A hard money loan is a specific kind of mortgage that individuals or firms take to obtain funds in a short period of time. Tangible properties are typically used as collateral for these loans. Many real estate investors prefer this kind of mortgage over traditional ones. It is a quick solution to funding needs.
Continue reading to understand the concept of hard money loans in depth.
How Does Hard Money Loan Work
Traditional lenders like banks don’t provide hard money loans; instead, they are offered by private money lenders. Unlike traditional loans, the borrower’s creditworthiness is not taken into account. The loan is provided to the investors considering the condition of the property. Therefore, people who have poor credit scores but possess property can be eligible for them.

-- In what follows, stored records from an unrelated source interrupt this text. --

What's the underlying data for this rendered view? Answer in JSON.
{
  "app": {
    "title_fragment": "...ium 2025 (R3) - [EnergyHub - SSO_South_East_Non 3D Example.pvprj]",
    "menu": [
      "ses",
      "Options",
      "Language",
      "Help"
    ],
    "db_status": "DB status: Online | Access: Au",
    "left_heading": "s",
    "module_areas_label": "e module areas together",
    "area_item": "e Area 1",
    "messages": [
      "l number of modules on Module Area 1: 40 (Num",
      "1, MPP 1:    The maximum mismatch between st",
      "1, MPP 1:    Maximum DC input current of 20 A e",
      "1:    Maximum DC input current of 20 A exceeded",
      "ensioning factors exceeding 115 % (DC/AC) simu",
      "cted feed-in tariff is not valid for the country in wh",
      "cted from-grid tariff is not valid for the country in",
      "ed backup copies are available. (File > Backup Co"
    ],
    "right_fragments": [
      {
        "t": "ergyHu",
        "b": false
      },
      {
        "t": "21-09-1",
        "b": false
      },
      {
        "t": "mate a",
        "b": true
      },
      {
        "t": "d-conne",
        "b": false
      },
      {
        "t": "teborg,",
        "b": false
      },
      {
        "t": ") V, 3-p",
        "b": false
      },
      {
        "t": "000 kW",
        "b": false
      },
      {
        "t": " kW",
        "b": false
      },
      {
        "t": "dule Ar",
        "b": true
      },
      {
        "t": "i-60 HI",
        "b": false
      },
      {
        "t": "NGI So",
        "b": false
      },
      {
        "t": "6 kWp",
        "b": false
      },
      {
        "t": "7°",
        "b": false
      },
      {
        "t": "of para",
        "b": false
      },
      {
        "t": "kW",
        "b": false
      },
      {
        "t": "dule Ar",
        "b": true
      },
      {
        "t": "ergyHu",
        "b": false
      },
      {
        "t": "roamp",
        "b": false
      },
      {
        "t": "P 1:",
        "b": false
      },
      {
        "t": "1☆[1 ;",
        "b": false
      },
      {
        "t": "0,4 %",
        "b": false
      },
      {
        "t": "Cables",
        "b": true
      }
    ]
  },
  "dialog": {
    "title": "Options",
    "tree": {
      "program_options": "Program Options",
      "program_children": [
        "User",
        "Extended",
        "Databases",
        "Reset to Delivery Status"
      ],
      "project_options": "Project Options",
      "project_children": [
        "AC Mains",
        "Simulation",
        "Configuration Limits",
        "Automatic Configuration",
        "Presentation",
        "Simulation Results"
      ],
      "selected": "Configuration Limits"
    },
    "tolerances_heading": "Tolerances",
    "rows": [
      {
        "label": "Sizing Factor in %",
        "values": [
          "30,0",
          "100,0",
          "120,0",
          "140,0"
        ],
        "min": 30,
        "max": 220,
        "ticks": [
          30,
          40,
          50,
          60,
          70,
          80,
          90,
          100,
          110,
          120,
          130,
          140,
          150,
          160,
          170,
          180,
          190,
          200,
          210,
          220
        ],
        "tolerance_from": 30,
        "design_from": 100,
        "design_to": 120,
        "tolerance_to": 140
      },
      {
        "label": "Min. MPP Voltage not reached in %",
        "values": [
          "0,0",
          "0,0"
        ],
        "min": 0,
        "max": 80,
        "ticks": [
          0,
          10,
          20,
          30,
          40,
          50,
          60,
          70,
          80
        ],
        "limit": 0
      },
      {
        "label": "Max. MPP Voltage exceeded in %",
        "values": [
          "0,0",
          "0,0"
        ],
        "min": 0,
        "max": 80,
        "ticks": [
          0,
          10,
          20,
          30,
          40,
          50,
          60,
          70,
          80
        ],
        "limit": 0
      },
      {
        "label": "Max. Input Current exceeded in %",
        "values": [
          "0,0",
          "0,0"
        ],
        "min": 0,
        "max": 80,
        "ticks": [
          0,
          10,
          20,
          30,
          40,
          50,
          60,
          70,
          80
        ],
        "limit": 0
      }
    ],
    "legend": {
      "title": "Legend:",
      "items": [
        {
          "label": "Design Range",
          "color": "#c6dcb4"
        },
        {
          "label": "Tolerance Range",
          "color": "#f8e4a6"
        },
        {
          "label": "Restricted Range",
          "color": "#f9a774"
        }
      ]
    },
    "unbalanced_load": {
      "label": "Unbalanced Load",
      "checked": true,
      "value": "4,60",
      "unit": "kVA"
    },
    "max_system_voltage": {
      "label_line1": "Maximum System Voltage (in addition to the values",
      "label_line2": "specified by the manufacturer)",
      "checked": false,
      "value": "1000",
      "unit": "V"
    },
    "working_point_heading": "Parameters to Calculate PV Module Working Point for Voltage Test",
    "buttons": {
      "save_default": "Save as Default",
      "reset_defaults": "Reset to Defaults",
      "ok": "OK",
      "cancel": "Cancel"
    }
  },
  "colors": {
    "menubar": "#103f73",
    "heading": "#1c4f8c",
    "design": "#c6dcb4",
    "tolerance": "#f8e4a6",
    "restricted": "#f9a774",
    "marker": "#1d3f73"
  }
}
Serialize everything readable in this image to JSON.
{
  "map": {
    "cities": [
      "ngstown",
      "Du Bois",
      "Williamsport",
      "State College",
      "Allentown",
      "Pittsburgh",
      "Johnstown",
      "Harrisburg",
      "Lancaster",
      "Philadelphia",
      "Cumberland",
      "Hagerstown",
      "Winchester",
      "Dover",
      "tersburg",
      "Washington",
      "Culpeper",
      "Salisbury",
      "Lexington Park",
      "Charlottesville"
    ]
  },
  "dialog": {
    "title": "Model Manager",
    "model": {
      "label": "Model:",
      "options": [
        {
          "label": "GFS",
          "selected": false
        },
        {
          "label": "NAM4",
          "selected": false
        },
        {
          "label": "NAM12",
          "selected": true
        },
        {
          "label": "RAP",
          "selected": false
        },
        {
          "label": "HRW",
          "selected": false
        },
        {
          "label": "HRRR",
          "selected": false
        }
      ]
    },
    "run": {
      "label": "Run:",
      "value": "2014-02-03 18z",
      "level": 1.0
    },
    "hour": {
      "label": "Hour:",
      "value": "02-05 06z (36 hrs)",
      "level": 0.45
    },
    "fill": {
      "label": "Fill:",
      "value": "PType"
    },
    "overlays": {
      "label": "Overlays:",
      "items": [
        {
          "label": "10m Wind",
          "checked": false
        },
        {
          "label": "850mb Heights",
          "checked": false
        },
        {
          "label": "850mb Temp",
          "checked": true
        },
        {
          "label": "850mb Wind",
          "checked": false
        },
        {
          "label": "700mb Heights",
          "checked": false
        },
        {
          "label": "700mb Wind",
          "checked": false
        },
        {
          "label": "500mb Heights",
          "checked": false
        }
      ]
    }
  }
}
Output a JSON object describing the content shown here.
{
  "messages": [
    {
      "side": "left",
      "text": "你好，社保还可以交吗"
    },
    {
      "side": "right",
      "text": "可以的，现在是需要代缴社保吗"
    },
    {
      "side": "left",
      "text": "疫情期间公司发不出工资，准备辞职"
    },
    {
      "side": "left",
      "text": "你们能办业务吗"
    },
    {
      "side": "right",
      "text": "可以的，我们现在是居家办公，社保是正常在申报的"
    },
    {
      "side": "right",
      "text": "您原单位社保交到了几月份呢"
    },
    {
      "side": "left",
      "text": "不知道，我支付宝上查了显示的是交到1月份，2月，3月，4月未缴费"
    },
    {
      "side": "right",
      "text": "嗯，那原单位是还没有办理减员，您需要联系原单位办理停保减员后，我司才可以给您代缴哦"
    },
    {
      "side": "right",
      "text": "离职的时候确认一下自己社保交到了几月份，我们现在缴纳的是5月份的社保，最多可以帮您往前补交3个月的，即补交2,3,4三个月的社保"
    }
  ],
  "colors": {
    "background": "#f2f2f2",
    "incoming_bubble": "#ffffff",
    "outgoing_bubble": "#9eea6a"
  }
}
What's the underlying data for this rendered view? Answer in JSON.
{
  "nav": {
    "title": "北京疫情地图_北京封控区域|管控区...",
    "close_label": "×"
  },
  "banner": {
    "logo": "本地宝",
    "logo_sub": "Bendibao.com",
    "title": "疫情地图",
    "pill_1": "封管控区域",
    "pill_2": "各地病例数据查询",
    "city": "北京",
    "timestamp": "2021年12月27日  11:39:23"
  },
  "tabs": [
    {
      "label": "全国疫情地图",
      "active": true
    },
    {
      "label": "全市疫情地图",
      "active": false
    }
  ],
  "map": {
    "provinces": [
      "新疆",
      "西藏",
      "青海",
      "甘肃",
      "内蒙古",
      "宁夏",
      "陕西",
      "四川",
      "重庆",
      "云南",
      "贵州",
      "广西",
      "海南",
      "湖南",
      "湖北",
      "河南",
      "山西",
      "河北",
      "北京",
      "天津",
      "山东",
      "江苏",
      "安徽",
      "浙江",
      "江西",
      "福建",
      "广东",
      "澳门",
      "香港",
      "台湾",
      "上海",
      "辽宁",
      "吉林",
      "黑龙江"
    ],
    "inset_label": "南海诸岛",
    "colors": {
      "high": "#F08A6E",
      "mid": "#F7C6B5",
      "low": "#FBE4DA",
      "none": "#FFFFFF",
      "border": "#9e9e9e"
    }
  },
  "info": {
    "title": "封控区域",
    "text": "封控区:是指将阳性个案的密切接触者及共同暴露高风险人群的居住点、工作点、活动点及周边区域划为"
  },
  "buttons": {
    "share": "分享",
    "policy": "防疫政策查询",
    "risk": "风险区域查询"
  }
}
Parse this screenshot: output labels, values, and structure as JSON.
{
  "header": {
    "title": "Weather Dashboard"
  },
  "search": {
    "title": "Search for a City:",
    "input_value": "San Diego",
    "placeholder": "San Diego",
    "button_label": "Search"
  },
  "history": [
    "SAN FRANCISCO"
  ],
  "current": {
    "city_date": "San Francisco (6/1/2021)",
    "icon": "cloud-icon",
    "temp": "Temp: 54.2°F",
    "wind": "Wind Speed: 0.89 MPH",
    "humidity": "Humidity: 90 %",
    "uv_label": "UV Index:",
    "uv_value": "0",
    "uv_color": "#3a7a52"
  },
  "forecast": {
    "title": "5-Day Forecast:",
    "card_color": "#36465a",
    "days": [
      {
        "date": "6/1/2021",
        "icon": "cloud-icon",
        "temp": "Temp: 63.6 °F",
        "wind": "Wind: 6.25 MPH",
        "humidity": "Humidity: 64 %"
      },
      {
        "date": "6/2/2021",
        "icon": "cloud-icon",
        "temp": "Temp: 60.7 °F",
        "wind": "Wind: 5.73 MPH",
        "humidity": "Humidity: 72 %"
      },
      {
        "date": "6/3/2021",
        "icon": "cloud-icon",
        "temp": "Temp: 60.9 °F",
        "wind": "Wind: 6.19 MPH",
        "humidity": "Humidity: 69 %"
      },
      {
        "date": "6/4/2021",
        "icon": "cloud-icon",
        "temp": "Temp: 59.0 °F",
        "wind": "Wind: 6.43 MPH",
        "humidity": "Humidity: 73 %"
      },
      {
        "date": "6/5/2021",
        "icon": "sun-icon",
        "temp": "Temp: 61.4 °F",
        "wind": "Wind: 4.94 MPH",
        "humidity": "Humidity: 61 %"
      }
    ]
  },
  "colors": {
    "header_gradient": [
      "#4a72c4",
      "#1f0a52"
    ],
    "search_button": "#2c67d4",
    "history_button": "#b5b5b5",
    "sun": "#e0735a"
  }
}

However, the possibility of loan denial can happen if the lender deems the property to have a low value compared to the valuation made by the borrower.
How Are They Structured
Harmful money practices may differ greatly because private money lenders are not subjected to federal reserve regulations like banks. Aspects such as terms, rates, and fees rely entirely on the preferences of lenders and whether or not they’re ready to take part in the investment.
Terms Of Hard Money Loans
The duration of hard money can vary from months to a few years. In certain cases, they might have a balloon payment, which implies that the entire loan will be due to the lender at the end of the term. In situations where the borrower is unable to pay the loan, they might either need to refinance it or pay the penalties.
Hard Money Loan Amounts
The lenders use the loan-to-value ratio (LTV) to determine how much money can be offered to the borrower. The total loan amount divided by the value of the asset used as the collateral gives the LTV metric. Investors and lenders give huge importance to this ratio as it enables them to express the loan’s strength numerically. Usually, up to 75% of the collateral’s value can be given as a loan.
Hard Money Loan Points
Points are the origination fee that the lender levies to pay for loan initiation as well as all the mortgage-related costs and fees. These points are determined on a percentage basis. One point, for example, is equal to one percent of the total loan amount. They can vary from 2 to 10% based on the lender and the circumstances of the borrower.
The majority of hard money lenders demand that borrowers put some of their own money into the property in the form of a down payment, similar to traditional mortgages. Although down payments may differ in various cases, they could be around 10% of the property’s appraised value. The loan-to-value ratio of the property is used to determine how much the borrower should pay as a down payment.